BY SIMON YAFFE
SONGWRITER Mathias Kom was raised in a home surrounded by songs and instruments - but he very nearly didn't pursue a musical path.
The Canadian is behind The Burning Hell, his alter-ego, which has been on the road in one form or another since 2007.
Mathias was in England last week to promote the group's sixth album, People (BB Island).
The Burning Hell will return to these shores in September and October, playing as a five-piece band with dates including the Soup Kitchen, Manchester, on September 17, and, as an acoustic duo at the View Two Gallery, in Liverpool, on October 3, Edinburgh's Electric Circus on October 6 and Glasgow's The Old Hairdressers on October 9.
Mathias said: "Touring is simultaneously rewarding and exhausting.
"But back in 2007, I was working as a teaching assistant at a university and decided to give music a shot. I gave myself a year - and never looked back."
Mathias, who specialises in the ukulele, describes The Burning Hell as folk music, but admits that they can take on different guises.
He explained: "All of our songs can be played on acoustic guitar without any amplification, so I guess that is folk.
"Sometimes, though, we take the form of a rock band and sometimes other influences, such as reggae and klezmer, creep in."
People was solely written by Mathias and inspired by the poem of the same name by his friend, Canadian poet Gabe Foreman.
He said: "Gabe's debut collection of poetry was called A Complete Encyclopaedia of Different Types of People.
"He gave it to me at the beginning of a tour three years ago.
"I was so inspired by it, I decided to write my own poems in the form of song lyrics.
"It took shape naturally and Gabe has done the album's artwork.
"We are in talks to collaborate on a book and album with more People poems and songs."
Raised in Winnipeg, Ontario and Newfoundland, Mathias' mother played the flute semi-professionally, while his father taught him to play the guitar.
The Burning Hell's band members fluctuate, but the touring line-up since 2011 has been Mathias, Ariel Sharratt (clarinet), Darren Browne (guitar), Nick Ferrio (bass) and Jake Nicoll (drums).
And, if it wasn't for touring, Mathias - whose musical influences include the Beach Boys, Jonathan Richman, Talking Heads, Velvet Underground and Willie Nelson - would never have met relatives in Belarus.
He explained: "On my dad's side, half the family came from Latvia and the other half from Belarus.
"We were performing in Belarus a couple of years ago and I kind of stumbled upon living relatives we had no idea existed.
"I had always assumed any Jews left in Belarus died during the Holocaust.
"But it turned out several of my family escaped to the Crimea, while another branch went to Poland, where they amazingly managed to survive.
"Had I not played music for a living, I would never have found them."

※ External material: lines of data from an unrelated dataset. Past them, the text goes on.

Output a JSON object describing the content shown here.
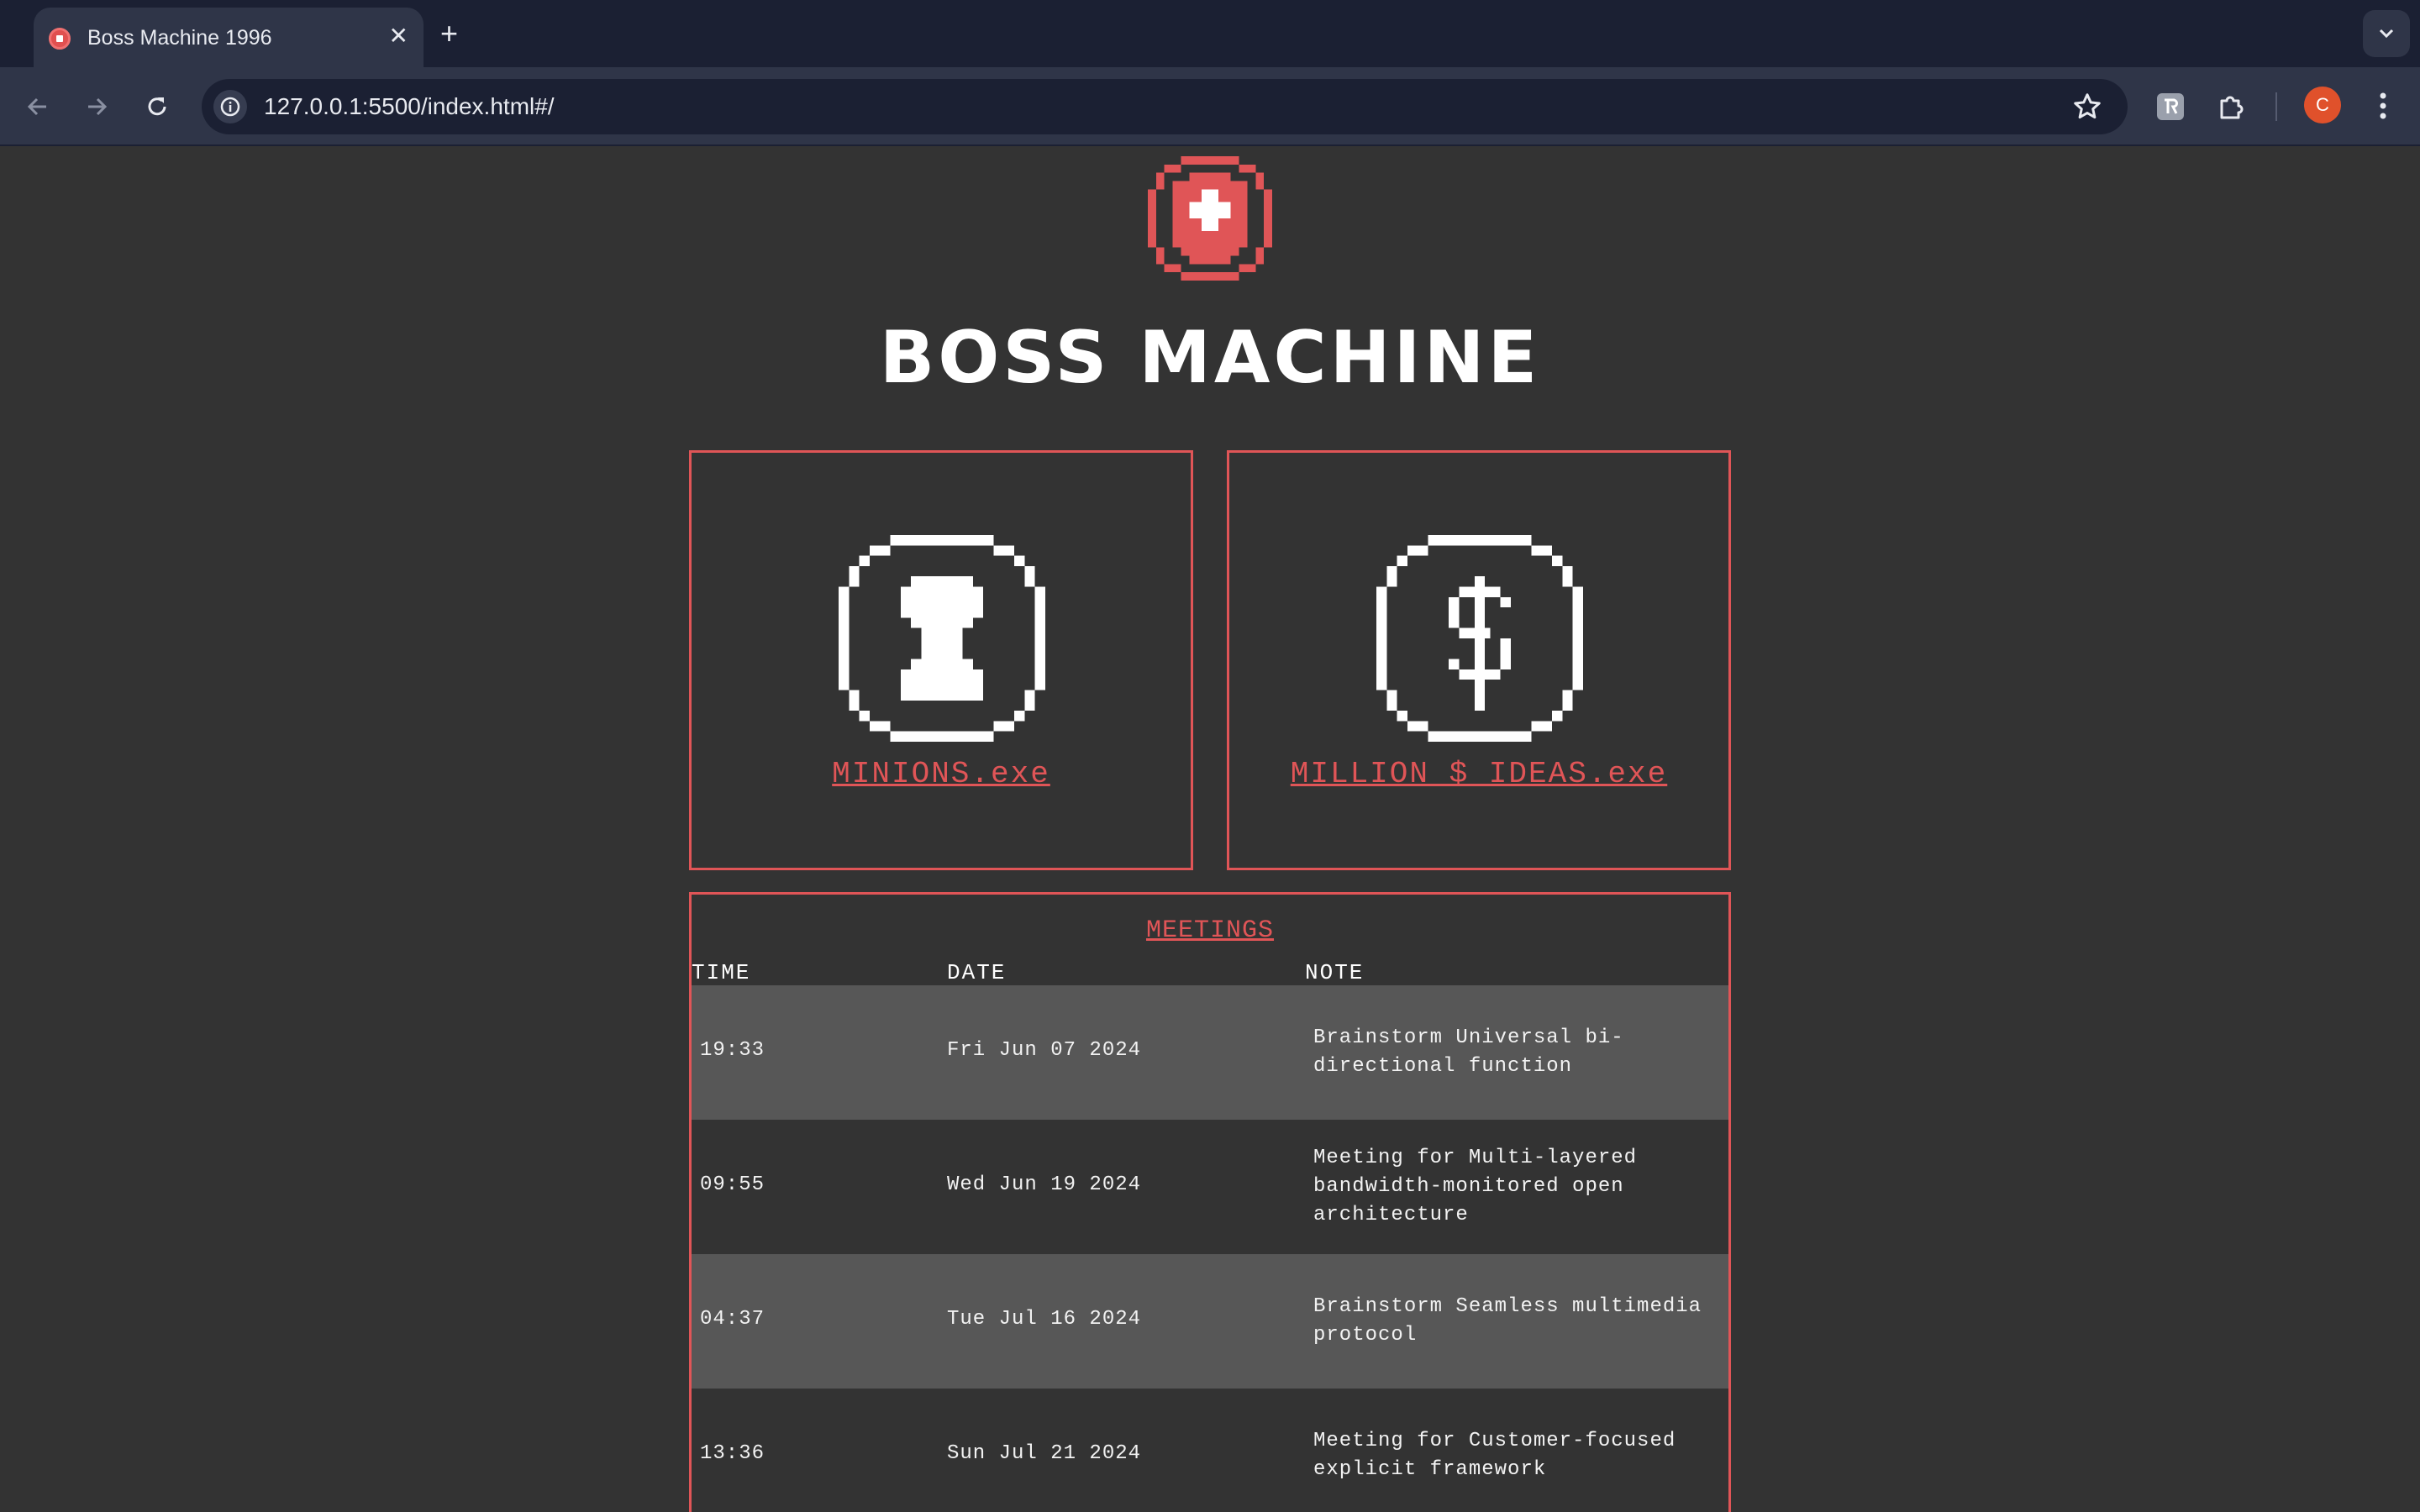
{
  "browser": {
    "tab_title": "Boss Machine 1996",
    "url": "127.0.0.1:5500/index.html#/",
    "profile_initial": "C"
  },
  "app": {
    "title": "BOSS MACHINE",
    "cards": [
      {
        "label": "MINIONS.exe",
        "icon": "minion-icon"
      },
      {
        "label": "MILLION $ IDEAS.exe",
        "icon": "dollar-coin-icon"
      }
    ]
  },
  "meetings": {
    "title": "MEETINGS",
    "headers": {
      "time": "TIME",
      "date": "DATE",
      "note": "NOTE"
    },
    "rows": [
      {
        "time": "19:33",
        "date": "Fri Jun 07 2024",
        "note": "Brainstorm Universal bi-directional function"
      },
      {
        "time": "09:55",
        "date": "Wed Jun 19 2024",
        "note": "Meeting for Multi-layered bandwidth-monitored open architecture"
      },
      {
        "time": "04:37",
        "date": "Tue Jul 16 2024",
        "note": "Brainstorm Seamless multimedia protocol"
      },
      {
        "time": "13:36",
        "date": "Sun Jul 21 2024",
        "note": "Meeting for Customer-focused explicit framework"
      }
    ]
  },
  "colors": {
    "accent": "#e05557",
    "background": "#333333",
    "row_alt": "#575757",
    "chrome_dark": "#1b2033",
    "chrome": "#2f3548"
  }
}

Mathias, together with Ariel, moved to Berlin a year ago, as the band's booking agency is based there, while their record label is in Hamburg.
Mathias is also taking a PhD in ethnomusicology in the city.
"There is a vibrant music scene here," he added. "I find Berlin and Germany a surprising place as a Jewish person - I still sometimes feel uncomfortable.
"It is a city where you cannot ignore history - it is everywhere. I try to block it out, but it is just there.
"On the other hand, there is a vibrant and fast-growing Jewish community here, so I am a bit conflicted. I don't know if I will be here for ever, though."
Mathias was not raised in a particularly religious home, although he stated his parents became more observant over the years.
The first time he visited Israel was to work with Ukuleles for Peace, a grassroots organisation based in Tel Aviv which brings together Jewish and Arab children through fun instruments.
Mathias took a mini-studio with him and spent six weeks with the kids, recording their songs for an album.
He recalled: "I found out about them and sent an email - and off I went.
"It brings these kids together on a level beyond politics and beyond the day-to-day struggles.
"Such projects are really important and are a wonderful tool and catalyst for communication."
Mathias has an enduring passion for the ukulele, but it was not originally his instrument of choice.
"I was always a guitarist," he explained. "In the early 2000s, I walked into music shop and noticed they were selling them for only $30 dollars. I thought they looked fun.
"Ukuleles are easy, very portable and you can do a lot of great songwriting with them."
Watch The Burning Hell's Amateur Rappers at http://tinyurl.com/ph7rcyh and visit www.wearetheburninghell.com